## WHAT IS REQUIRED
Work out how many lines in the data below contain "Microsoft", and state that count with nothing added.

## DATA EXCERPTS
────────────────────
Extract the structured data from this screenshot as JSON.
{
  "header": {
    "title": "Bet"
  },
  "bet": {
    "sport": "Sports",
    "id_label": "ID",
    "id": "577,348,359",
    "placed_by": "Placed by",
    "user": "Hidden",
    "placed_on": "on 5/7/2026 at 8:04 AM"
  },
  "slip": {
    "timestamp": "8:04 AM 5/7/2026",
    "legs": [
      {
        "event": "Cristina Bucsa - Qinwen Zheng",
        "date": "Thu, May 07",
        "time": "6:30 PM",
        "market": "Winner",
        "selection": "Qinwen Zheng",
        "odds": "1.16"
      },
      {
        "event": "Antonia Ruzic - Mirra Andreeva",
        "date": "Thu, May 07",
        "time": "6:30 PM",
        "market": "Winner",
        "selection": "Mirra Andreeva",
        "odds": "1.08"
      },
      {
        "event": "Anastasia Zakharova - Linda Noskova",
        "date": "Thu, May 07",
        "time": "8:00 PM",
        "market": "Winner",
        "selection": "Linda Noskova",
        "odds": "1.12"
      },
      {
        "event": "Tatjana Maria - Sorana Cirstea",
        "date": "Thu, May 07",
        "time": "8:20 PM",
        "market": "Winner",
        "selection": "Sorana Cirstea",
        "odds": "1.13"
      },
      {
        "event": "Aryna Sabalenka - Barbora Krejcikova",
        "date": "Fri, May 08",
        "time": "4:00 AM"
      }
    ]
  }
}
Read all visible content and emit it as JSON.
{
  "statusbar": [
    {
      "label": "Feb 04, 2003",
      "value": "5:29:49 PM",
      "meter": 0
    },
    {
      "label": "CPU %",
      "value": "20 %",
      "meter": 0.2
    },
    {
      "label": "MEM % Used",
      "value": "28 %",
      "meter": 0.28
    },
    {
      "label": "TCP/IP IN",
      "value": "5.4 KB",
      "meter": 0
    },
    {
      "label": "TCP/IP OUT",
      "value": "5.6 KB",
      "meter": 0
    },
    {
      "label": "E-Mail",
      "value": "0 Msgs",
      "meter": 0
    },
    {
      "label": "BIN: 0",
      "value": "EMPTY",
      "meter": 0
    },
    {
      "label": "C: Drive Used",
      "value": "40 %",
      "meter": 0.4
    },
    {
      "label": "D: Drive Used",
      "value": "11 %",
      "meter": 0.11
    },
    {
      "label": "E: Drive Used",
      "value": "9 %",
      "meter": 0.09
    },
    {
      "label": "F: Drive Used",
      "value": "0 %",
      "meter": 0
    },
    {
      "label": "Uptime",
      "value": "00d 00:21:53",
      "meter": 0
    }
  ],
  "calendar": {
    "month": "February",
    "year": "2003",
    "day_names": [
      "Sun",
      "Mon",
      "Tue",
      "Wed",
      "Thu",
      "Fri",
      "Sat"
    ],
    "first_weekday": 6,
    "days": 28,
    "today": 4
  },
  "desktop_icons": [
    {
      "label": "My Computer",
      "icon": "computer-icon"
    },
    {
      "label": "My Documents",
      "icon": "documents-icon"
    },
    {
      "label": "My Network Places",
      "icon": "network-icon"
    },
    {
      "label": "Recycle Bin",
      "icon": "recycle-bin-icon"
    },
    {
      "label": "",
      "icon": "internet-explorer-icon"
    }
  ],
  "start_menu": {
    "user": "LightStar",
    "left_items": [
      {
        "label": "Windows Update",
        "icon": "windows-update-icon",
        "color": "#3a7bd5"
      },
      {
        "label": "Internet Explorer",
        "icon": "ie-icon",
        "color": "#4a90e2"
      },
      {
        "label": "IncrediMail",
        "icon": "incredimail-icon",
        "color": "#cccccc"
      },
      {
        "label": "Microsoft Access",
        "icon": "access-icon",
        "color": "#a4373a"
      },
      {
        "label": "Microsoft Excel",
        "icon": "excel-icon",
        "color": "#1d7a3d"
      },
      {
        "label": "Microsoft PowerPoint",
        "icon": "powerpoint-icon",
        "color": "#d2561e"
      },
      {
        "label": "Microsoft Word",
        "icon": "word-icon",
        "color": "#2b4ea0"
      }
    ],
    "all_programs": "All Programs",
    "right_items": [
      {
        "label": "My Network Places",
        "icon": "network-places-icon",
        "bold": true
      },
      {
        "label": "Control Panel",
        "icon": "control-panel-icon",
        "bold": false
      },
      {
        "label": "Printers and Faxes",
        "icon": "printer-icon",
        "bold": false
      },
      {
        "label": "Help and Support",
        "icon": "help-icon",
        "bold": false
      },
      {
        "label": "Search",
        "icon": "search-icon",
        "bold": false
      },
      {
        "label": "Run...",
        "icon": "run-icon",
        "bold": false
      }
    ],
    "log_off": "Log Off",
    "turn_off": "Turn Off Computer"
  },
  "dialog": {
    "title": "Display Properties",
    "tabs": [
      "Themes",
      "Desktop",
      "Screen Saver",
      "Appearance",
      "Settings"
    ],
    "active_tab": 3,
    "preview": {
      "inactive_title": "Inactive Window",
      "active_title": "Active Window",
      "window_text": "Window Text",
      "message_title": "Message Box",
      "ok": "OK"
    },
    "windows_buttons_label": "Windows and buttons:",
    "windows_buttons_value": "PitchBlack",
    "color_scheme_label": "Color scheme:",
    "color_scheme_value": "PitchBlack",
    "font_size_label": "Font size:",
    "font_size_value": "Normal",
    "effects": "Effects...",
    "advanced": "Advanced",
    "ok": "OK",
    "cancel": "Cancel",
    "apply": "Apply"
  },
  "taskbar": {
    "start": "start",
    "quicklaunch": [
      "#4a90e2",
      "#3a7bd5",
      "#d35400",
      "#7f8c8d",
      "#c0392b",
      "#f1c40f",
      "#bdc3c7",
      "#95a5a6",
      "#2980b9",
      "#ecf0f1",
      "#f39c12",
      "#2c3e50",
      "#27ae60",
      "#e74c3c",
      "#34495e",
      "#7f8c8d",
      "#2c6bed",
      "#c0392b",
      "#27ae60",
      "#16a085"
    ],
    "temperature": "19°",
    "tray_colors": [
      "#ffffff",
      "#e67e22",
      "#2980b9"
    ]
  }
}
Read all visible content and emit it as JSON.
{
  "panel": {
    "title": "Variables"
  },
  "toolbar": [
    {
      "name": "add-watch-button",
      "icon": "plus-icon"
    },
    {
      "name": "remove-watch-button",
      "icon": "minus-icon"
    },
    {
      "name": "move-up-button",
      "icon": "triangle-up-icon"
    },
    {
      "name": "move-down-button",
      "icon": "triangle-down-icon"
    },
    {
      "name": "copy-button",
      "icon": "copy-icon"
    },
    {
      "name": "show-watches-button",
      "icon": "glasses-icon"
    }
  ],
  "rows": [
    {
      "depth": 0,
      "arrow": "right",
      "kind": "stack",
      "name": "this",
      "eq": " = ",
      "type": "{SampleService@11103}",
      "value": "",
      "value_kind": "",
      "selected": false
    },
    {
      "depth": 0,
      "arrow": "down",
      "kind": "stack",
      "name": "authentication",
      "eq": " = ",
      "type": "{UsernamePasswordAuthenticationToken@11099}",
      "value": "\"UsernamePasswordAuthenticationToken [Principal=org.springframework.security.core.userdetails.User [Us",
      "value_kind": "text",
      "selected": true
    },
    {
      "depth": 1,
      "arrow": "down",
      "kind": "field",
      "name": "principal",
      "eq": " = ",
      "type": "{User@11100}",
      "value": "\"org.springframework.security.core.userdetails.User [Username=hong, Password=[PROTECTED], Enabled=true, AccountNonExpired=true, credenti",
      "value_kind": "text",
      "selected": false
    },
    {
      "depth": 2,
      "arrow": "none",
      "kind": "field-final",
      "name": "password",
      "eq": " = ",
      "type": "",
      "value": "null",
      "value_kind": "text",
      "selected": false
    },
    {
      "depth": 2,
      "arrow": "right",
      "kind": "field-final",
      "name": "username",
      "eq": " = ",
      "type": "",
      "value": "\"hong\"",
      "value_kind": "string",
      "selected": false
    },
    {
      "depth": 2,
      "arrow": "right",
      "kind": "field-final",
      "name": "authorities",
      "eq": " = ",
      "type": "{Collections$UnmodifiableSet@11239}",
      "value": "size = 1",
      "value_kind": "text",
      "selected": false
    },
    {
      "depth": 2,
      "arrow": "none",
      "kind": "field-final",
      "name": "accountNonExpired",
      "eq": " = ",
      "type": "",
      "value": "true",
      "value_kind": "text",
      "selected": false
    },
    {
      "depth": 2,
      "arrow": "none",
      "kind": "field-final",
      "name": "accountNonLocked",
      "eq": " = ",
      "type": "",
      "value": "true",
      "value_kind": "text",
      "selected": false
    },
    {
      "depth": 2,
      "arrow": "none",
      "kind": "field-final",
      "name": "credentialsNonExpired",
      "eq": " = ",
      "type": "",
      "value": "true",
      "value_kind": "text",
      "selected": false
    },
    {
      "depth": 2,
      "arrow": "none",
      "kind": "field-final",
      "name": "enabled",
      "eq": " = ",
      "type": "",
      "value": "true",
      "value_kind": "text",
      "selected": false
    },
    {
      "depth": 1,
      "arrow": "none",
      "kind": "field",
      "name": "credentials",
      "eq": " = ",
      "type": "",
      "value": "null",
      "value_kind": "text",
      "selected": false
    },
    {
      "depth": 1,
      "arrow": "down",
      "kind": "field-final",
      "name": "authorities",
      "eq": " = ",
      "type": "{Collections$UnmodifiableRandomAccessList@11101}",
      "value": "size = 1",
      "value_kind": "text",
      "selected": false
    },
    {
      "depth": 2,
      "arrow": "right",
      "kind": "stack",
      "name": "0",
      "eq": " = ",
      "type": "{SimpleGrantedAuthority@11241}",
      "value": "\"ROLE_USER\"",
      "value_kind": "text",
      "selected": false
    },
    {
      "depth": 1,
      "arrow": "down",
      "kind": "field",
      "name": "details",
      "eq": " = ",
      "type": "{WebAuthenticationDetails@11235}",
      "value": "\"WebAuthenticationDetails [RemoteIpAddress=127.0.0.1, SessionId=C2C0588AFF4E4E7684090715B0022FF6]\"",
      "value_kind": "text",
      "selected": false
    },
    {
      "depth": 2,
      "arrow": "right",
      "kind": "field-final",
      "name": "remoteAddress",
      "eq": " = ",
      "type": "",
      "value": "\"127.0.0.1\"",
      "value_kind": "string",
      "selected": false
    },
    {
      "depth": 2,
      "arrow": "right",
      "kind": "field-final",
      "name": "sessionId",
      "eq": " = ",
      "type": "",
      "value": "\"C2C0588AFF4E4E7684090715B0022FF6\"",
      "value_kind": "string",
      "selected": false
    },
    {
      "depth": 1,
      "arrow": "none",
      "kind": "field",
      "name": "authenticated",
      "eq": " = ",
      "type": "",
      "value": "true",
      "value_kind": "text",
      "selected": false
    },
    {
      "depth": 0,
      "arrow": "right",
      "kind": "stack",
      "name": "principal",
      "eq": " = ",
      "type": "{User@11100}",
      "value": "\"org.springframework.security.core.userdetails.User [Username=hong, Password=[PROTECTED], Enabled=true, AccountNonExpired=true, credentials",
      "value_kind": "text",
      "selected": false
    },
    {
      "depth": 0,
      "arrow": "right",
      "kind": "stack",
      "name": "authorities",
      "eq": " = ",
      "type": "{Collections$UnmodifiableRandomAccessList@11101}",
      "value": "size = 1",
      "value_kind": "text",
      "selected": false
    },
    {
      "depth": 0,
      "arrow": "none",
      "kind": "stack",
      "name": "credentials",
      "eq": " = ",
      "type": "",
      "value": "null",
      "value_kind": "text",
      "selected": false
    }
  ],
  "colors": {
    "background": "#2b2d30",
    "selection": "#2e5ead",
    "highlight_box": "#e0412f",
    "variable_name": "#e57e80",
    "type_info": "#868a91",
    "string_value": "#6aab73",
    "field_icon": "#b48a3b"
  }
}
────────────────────
## RESPONSE TO THE EXERCISE
4